START PROVIDED RECORDS
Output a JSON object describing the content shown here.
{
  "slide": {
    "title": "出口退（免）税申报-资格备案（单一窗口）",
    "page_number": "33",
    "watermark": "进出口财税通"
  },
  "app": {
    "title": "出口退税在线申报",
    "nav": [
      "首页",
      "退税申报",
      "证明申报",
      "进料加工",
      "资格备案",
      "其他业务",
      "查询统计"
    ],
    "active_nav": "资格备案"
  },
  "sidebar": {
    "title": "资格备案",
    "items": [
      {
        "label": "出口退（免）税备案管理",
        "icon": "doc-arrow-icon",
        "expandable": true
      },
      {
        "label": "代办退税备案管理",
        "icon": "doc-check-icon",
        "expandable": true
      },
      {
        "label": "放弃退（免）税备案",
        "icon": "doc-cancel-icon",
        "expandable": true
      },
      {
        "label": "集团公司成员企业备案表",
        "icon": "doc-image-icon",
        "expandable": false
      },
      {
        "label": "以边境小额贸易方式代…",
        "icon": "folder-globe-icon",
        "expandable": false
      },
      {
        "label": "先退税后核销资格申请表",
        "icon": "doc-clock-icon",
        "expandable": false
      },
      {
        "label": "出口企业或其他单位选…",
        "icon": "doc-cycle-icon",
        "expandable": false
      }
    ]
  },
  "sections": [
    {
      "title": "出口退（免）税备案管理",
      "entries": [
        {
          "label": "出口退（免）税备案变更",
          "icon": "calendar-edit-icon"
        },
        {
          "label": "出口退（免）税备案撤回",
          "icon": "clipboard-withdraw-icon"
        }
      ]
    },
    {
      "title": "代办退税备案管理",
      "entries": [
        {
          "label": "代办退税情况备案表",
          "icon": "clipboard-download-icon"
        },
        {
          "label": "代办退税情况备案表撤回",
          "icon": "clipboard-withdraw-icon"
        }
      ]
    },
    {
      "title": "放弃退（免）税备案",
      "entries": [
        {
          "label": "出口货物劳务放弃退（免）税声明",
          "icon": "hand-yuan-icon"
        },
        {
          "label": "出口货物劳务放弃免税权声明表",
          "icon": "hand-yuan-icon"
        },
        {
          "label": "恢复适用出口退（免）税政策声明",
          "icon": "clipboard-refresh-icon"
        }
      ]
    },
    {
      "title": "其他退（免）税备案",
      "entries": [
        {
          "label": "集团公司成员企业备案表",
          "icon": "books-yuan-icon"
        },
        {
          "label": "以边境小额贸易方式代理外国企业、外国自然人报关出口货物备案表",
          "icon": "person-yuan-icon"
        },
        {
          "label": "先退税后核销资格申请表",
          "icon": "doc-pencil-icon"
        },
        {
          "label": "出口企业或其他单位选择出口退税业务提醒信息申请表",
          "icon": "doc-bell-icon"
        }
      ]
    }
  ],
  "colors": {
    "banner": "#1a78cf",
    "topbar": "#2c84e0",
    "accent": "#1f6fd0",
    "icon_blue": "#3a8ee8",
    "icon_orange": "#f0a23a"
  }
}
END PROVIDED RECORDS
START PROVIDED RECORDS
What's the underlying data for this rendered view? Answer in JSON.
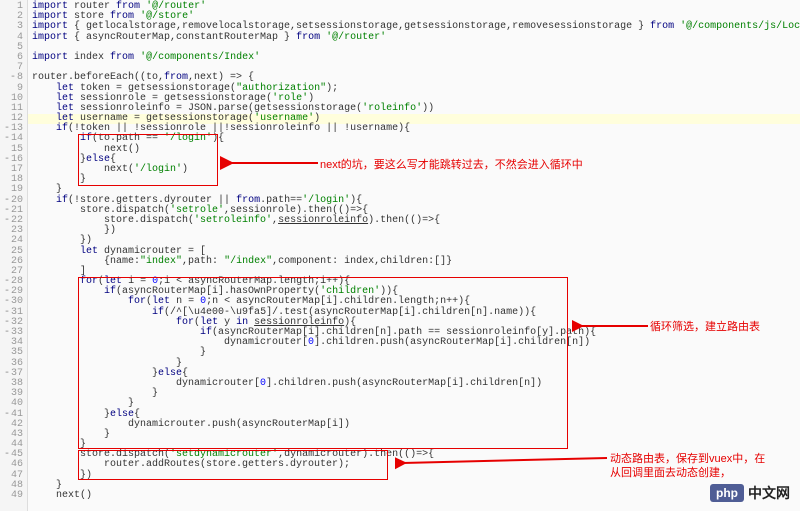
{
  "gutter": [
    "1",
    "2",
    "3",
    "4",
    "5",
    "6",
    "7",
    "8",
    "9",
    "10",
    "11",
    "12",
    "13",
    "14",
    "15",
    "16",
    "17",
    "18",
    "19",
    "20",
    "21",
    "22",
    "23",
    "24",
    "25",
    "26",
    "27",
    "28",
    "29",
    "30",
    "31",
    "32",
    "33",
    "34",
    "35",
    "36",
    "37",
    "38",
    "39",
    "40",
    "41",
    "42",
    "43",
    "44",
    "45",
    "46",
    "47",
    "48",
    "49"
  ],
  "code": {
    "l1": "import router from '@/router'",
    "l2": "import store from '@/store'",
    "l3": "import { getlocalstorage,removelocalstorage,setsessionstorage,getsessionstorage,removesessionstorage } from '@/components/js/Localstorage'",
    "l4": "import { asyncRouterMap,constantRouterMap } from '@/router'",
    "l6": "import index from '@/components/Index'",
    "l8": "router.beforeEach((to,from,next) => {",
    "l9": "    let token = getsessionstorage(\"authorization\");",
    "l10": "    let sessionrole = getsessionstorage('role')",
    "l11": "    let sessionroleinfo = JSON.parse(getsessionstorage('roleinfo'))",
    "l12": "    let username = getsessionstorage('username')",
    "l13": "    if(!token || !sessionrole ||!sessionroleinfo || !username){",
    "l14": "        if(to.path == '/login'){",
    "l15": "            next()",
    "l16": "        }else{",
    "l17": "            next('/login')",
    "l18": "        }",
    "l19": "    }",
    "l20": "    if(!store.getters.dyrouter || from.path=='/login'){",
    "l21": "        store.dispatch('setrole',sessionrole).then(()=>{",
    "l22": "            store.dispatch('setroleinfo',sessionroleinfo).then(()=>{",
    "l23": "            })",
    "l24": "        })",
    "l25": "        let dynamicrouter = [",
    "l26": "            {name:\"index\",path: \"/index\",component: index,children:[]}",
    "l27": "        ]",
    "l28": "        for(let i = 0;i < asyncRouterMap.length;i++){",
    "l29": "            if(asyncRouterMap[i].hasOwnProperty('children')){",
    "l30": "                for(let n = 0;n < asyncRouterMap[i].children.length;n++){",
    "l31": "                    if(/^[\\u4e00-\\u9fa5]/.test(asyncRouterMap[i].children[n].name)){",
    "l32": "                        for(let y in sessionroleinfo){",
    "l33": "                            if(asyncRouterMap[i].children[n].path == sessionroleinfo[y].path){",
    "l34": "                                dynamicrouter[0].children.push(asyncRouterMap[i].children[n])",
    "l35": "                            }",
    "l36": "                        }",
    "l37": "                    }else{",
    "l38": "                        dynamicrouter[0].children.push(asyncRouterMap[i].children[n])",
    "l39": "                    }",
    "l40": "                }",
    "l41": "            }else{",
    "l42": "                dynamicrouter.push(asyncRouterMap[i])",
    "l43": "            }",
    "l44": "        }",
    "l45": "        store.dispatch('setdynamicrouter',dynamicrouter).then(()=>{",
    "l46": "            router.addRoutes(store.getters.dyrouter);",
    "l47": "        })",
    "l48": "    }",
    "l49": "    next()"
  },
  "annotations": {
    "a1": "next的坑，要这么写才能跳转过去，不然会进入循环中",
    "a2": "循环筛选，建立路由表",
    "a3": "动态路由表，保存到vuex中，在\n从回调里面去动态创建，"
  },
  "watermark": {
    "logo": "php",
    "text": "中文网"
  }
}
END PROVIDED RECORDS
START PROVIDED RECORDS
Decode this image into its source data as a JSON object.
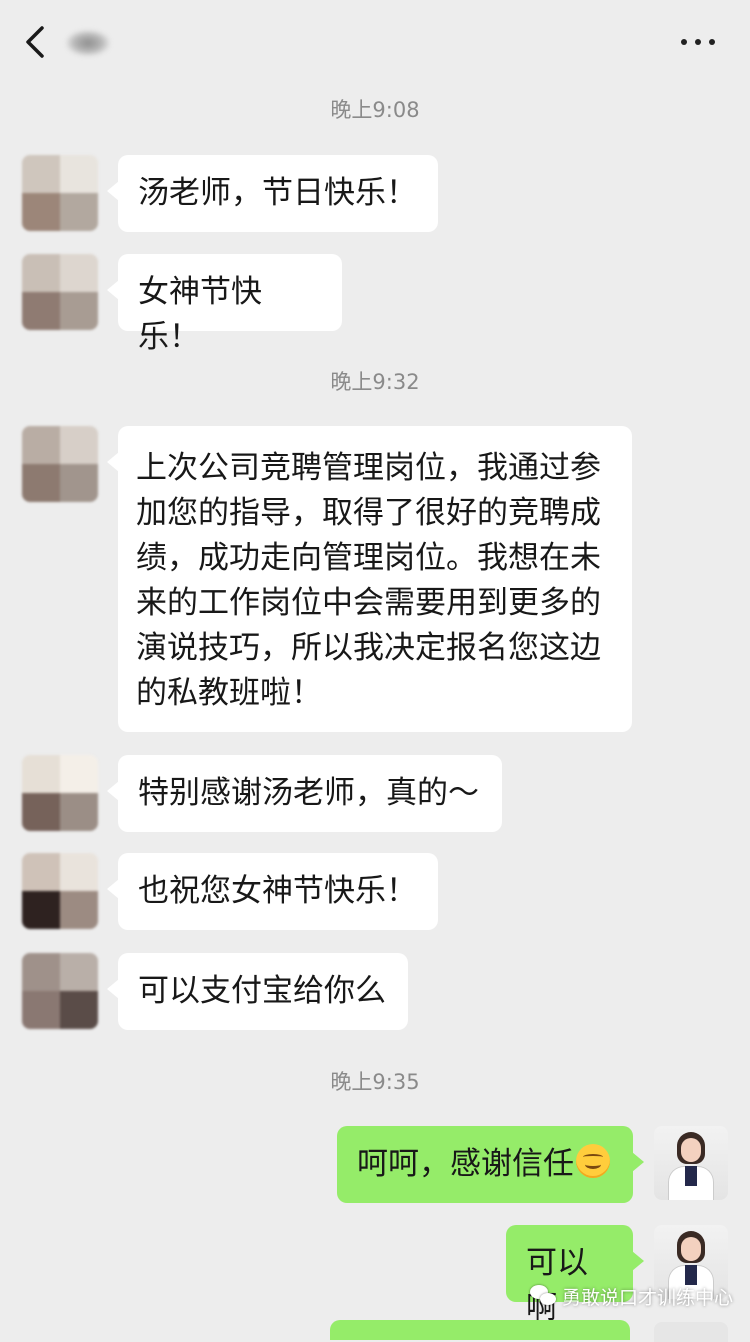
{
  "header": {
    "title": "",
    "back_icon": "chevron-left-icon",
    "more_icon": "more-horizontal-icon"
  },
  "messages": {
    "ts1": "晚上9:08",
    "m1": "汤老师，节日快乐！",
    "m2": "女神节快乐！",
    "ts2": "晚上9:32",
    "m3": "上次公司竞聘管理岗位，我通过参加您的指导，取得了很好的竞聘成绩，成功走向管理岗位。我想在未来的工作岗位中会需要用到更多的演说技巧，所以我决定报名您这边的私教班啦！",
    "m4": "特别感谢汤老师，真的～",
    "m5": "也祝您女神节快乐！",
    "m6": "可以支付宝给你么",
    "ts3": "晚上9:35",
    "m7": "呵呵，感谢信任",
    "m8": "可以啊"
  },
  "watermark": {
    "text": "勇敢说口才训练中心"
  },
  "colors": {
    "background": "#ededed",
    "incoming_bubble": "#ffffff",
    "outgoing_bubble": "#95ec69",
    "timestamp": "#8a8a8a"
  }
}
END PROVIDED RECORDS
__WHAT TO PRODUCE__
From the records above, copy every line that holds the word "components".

__FINAL ANSWER__
    "l3": "import { getlocalstorage,removelocalstorage,setsessionstorage,getsessionstorage,removesessionstorage } from '@/components/js/Localstorage'",
    "l6": "import index from '@/components/Index'",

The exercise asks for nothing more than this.